PROBLEM - Would you return the records below character for character, without any images?

Top of LISTED RECORDS

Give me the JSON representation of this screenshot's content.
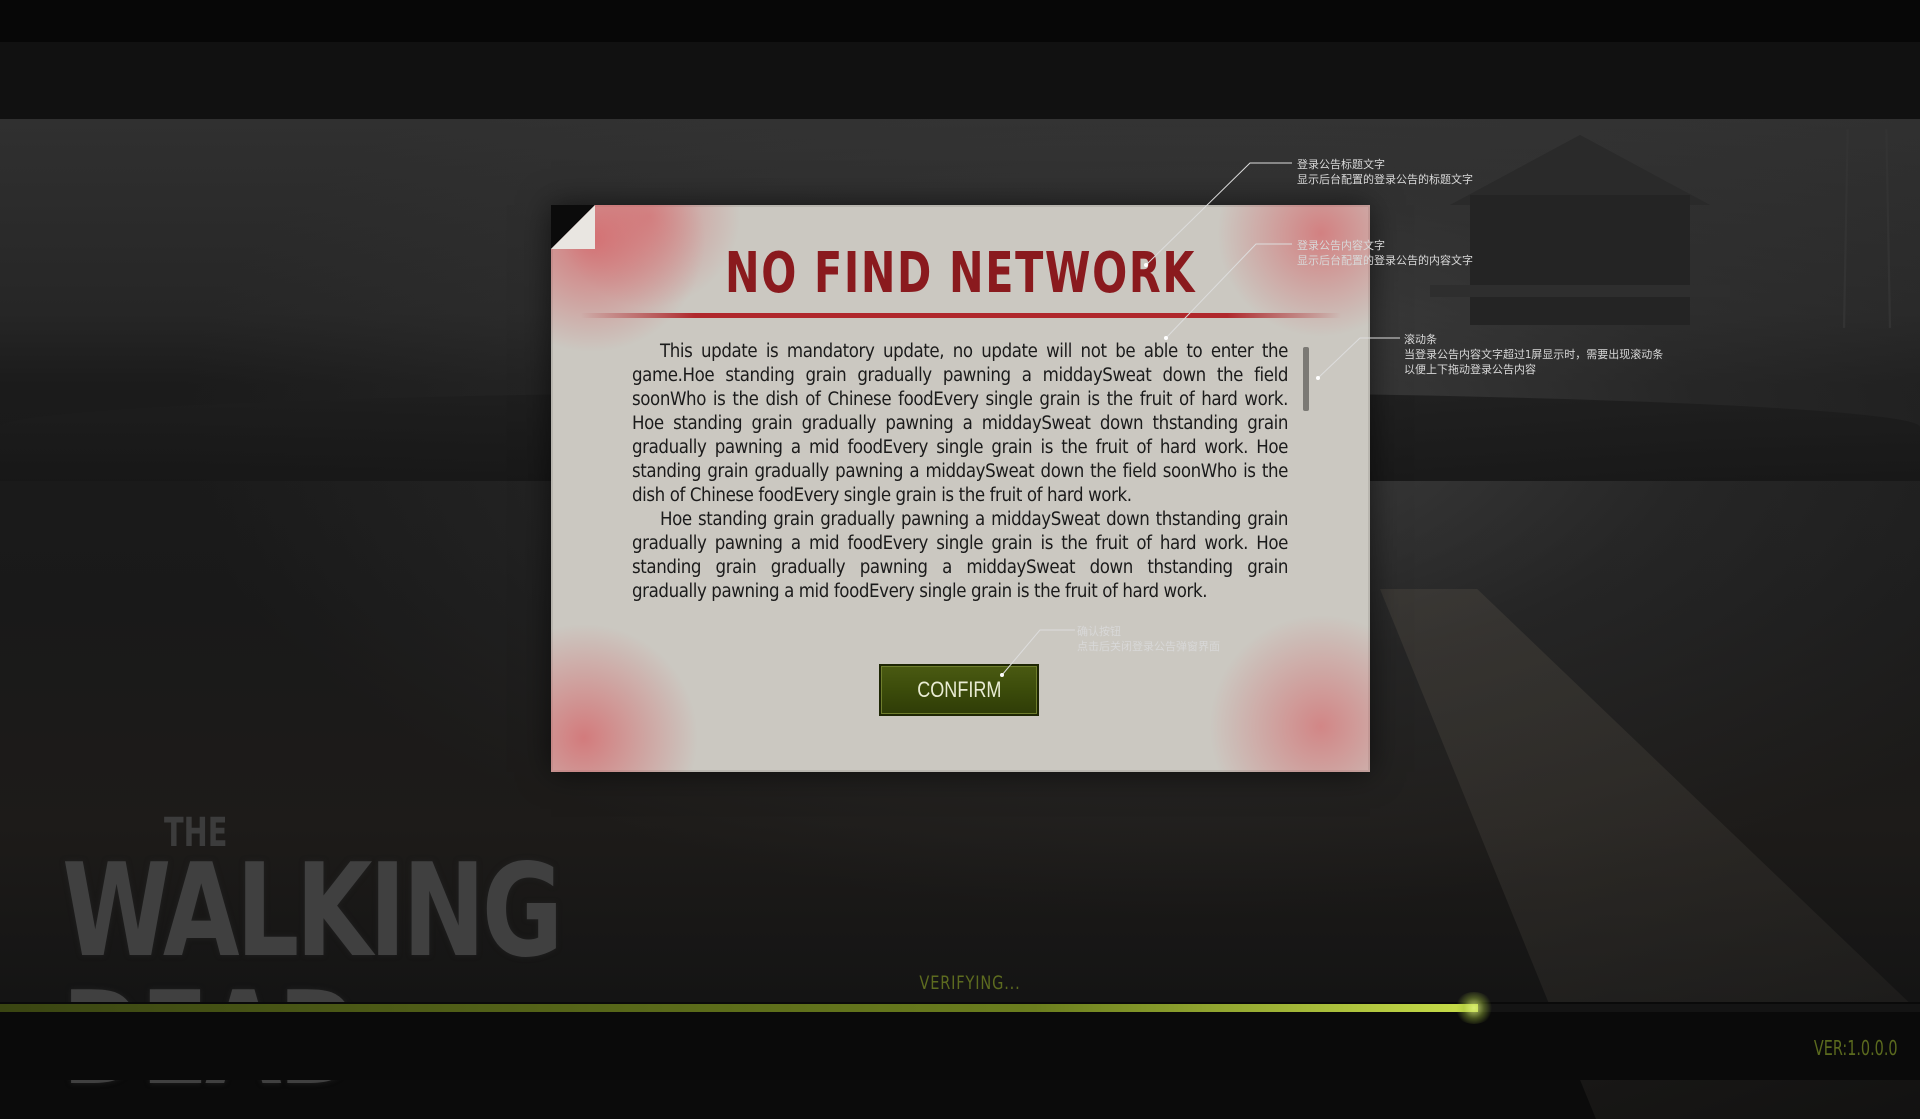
{
  "dialog": {
    "title": "NO FIND NETWORK",
    "paragraphs": [
      "This update is mandatory update, no update will not be able to enter the game.Hoe standing grain gradually pawning a middaySweat down the field soonWho is the dish of Chinese foodEvery single grain is the fruit of hard work.      Hoe standing grain gradually pawning a middaySweat down thstanding grain gradually pawning a mid foodEvery single grain is the fruit of hard work. Hoe standing grain gradually pawning a middaySweat down the field soonWho is the dish of Chinese foodEvery single grain is the fruit of hard work.",
      "Hoe standing grain gradually pawning a middaySweat down thstanding grain gradually pawning a mid foodEvery single grain is the fruit of hard work. Hoe standing grain gradually pawning a middaySweat down thstanding grain gradually pawning a mid foodEvery single grain is the fruit of hard work."
    ],
    "confirm_label": "CONFIRM"
  },
  "annotations": {
    "title": {
      "line1": "登录公告标题文字",
      "line2": "显示后台配置的登录公告的标题文字"
    },
    "content": {
      "line1": "登录公告内容文字",
      "line2": "显示后台配置的登录公告的内容文字"
    },
    "scrollbar": {
      "line1": "滚动条",
      "line2": "当登录公告内容文字超过1屏显示时，需要出现滚动条",
      "line3": "以便上下拖动登录公告内容"
    },
    "confirm": {
      "line1": "确认按钮",
      "line2": "点击后关闭登录公告弹窗界面"
    }
  },
  "logo": {
    "the": "THE",
    "title": "WALKING DEAD"
  },
  "status": {
    "verifying": "VERIFYING...",
    "progress_fraction": 0.77
  },
  "version": "VER:1.0.0.0",
  "colors": {
    "accent": "#6b7e1e",
    "title_red": "#8a1a1e",
    "dialog_bg": "#cbc8c1",
    "confirm_bg": "#3a4a0a"
  }
}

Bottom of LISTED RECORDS

ANSWER TO THE EXERCISE -
Give me the JSON representation of this screenshot's content.
{
  "dialog": {
    "title": "NO FIND NETWORK",
    "paragraphs": [
      "This update is mandatory update, no update will not be able to enter the game.Hoe standing grain gradually pawning a middaySweat down the field soonWho is the dish of Chinese foodEvery single grain is the fruit of hard work.      Hoe standing grain gradually pawning a middaySweat down thstanding grain gradually pawning a mid foodEvery single grain is the fruit of hard work. Hoe standing grain gradually pawning a middaySweat down the field soonWho is the dish of Chinese foodEvery single grain is the fruit of hard work.",
      "Hoe standing grain gradually pawning a middaySweat down thstanding grain gradually pawning a mid foodEvery single grain is the fruit of hard work. Hoe standing grain gradually pawning a middaySweat down thstanding grain gradually pawning a mid foodEvery single grain is the fruit of hard work."
    ],
    "confirm_label": "CONFIRM"
  },
  "annotations": {
    "title": {
      "line1": "登录公告标题文字",
      "line2": "显示后台配置的登录公告的标题文字"
    },
    "content": {
      "line1": "登录公告内容文字",
      "line2": "显示后台配置的登录公告的内容文字"
    },
    "scrollbar": {
      "line1": "滚动条",
      "line2": "当登录公告内容文字超过1屏显示时，需要出现滚动条",
      "line3": "以便上下拖动登录公告内容"
    },
    "confirm": {
      "line1": "确认按钮",
      "line2": "点击后关闭登录公告弹窗界面"
    }
  },
  "logo": {
    "the": "THE",
    "title": "WALKING DEAD"
  },
  "status": {
    "verifying": "VERIFYING...",
    "progress_fraction": 0.77
  },
  "version": "VER:1.0.0.0",
  "colors": {
    "accent": "#6b7e1e",
    "title_red": "#8a1a1e",
    "dialog_bg": "#cbc8c1",
    "confirm_bg": "#3a4a0a"
  }
}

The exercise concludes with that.